> _DESCRIPTION OF THE TASK_
Once the pictures have been excluded, set down each remaining entry word for word.

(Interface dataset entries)
• • •
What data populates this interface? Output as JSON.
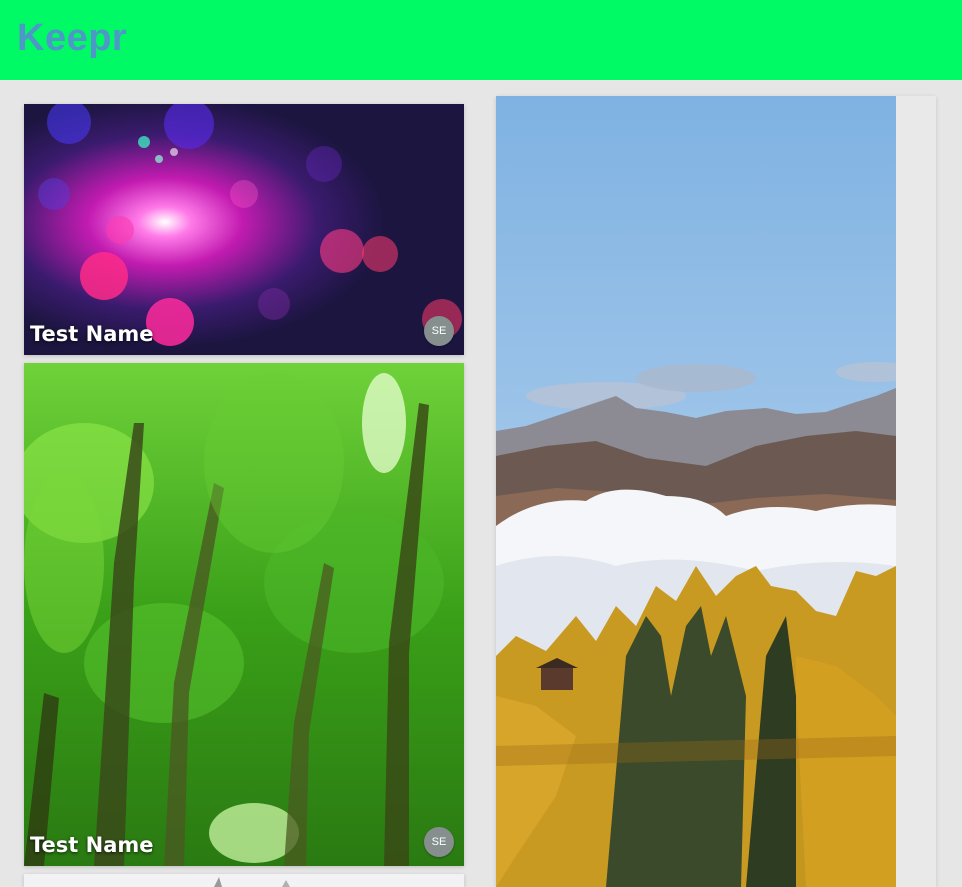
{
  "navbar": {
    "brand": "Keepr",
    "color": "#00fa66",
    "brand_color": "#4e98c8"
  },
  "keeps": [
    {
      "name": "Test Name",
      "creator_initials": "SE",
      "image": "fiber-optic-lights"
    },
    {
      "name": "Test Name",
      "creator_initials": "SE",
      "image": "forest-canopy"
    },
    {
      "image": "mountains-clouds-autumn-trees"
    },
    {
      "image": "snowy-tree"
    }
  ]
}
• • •
> _RESULT BELOW_
What data populates this interface? Output as JSON.
{
  "navbar": {
    "brand": "Keepr",
    "color": "#00fa66",
    "brand_color": "#4e98c8"
  },
  "keeps": [
    {
      "name": "Test Name",
      "creator_initials": "SE",
      "image": "fiber-optic-lights"
    },
    {
      "name": "Test Name",
      "creator_initials": "SE",
      "image": "forest-canopy"
    },
    {
      "image": "mountains-clouds-autumn-trees"
    },
    {
      "image": "snowy-tree"
    }
  ]
}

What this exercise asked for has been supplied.